Preheat oven to 400. Combine all ingredients in a casserole dish, seasoning to taste. I like a little more red pepper flakes to give it a bit of a kick, but that's just a personal preference. Bake in the oven for 40 minutes. Serve over pasta or quinoa. Enjoy!

Buon Appetito!

Tuesday, February 23, 2010

Growth Spurts are for the Birds

Kaylee is five weeks old today. Hurray! We can celebrate five whole weeks of Sze and I not going crazy, not pulling our hair out, not pulling each others' hair out, and not throwing the baby out with the bathwater.

As she hits this completely inauspicious and unassuming milestone, she has begun the first of many growth spurts. If today was any indication, I hate growth spurts.

She wakes up, screams like I'm eating her, downs a bottle in about 25 seconds, spits half of it up (usually all over my clothes), and passes out again. However, when she passes out, she still has to be held upright, or her reflux kicks and she wakes up all over again, shrieking like a little banshee. And she does this every two hours. That's two hours in baby time, also, which means from the start of one cycle to the start of the next, not two hours in real time.

It's been a very long day.

A friend of mine said to me today, "I don't know how you do it all! It seems like you'd have to be the Energizer Bunny." The truth is, I don't know how I am doing it either. I guess there is a cosmic and divine Mommy fuel that I absorb through my ears, because regular sources of energy like food and sleep are seriously lacking. Some days, it feels great. I am on top of the world and juggling the many hats of motherhood with style and ease. Other days, I feel more like I traded my MG self for a minivan and really, who wants to take THAT out for a spin?

Tonight's recipe is an easy one, for days where you just don't have the time or energy to get it all together. You can toss in chicken or shrimp to make it a meal, but it works best as a simple side for a busy weeknight dinner.

Arugula and Parmesan Salad

A few handfuls Arugula, with any tough stems removed
About 1/2 cup Parmesan
About 1/2 cup Almonds
1 Lemon, halved
Freshly cracked black pepper
Olive Oil to taste

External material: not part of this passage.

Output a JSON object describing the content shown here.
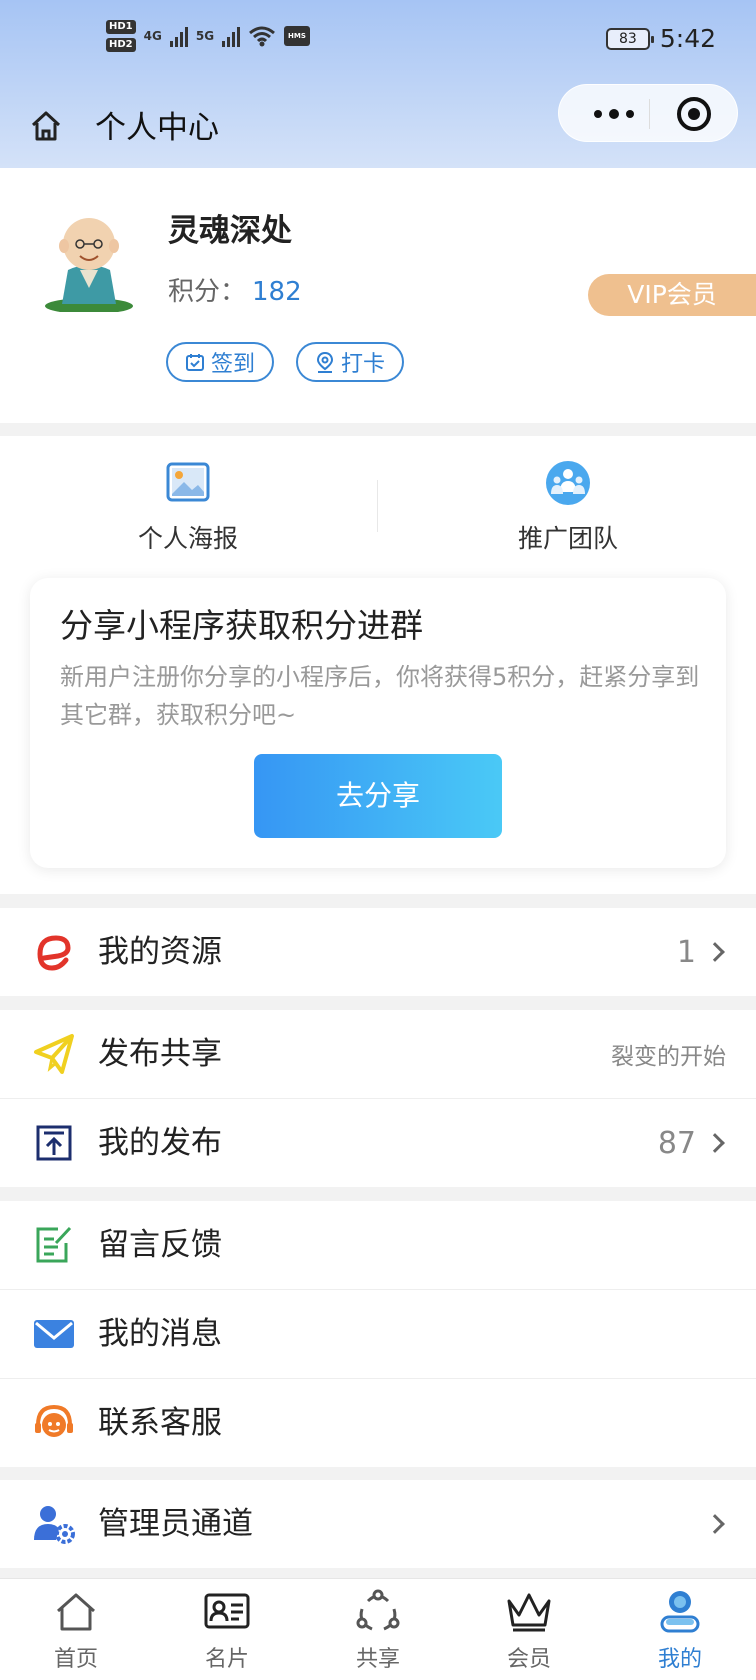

Toss first three ingredients in a medium bowl. Juice the lemon over your salad, then add pepper and olive oil. Combine and serve.

Buon Appetito!